I too look forward to your thoughts, Rachel. I've just skimmed through the article. I have mixed feelings. she has a point and yet and yet and yet, there is something that' she's missing, or is it just my interpretation. The article certainly deserves a thoughtful pull apart and you're the one who can do it, children on your lap. Thanks.

Nikkers said...

The article is a good read.
A mother of two, I don't disagree with Elizabeth Badinter's opinions. I would suggest most of the controversy surrounding her comments come when they are quoted out of context.
I think it is good advice for any woman to beware defining themself too much in terms of their role as a mother.
I am concerned about the all-to-common tendency for society to control what women expecting a baby do or don't do. There are society-imposed prohibitions on smoking, drinking, food and more. It is an example of how ``the baby is now the tyrant for its mother''.
The ideal of ``the good mother'', as Badinter says has become crushing.
I don't see how anyone could be offended by Badinter's comment: "My only advice would be to listen to your own desires and know that no one knows the secret of good motherhood. Moreover, don't let yourself be influenced by fashion. If you don't want to breastfeed, there is a good bottle to use; and if you breastfeed, well that is good too. Don't follow fashion, fashion changes."
Sounds sensible to me.
I'm keen to read your thoughts and those of your readers.

Kirti said...

hi sweetness, I just read the article too and have spent the last hour writing a response which became so long that I've cut and pasted it for further review. I am really interested in feminist discourse on motherhood and feel like I want to do more research. Your blog, your work, is a wonderful resource! Thanks for the ongoing inspiration xxx

Frances said...

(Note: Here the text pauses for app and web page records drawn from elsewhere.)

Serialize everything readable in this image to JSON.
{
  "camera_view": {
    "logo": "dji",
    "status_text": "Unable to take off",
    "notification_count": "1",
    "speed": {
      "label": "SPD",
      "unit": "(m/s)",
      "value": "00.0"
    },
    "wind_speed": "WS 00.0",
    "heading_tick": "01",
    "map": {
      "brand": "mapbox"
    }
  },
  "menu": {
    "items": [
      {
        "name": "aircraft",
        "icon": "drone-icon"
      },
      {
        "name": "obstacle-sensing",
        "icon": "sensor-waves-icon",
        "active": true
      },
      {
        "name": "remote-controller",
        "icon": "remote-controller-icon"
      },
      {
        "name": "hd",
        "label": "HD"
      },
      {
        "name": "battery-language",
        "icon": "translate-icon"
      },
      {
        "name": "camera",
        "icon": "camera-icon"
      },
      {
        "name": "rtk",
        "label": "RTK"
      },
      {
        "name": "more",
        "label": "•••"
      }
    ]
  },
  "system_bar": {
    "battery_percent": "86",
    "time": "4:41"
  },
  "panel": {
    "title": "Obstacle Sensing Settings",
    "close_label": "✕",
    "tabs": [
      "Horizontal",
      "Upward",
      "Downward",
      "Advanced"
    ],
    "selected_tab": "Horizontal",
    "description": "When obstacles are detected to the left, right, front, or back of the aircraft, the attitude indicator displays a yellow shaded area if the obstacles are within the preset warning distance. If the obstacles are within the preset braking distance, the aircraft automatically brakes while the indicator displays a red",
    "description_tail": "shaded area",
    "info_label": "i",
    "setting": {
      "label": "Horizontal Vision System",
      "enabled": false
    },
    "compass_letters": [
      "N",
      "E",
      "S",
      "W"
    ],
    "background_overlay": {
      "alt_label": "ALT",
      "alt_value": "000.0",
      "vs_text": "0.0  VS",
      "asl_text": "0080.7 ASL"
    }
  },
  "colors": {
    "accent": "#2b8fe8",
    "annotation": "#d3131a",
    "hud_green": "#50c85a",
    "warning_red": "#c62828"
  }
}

Although this appears to be part of the usual debate, isn't Badinter largely commenting on the apparently very proscriptive demands on mothers at present, compared to thirty years ago? Our whole society is in fact far more proscriptive, with less personal choice, than it was then, as far as I can see.
One of the canards that young women are now taught is that if they don't make their career moves early, they will miss getting their feet on the succcess ladder. I agree with Badinter: "...even if they spend 10 years devoted to...children..there are still many decades remaining after childbearing."
It seems to me to be far more difficult now to be a young woman than it once was.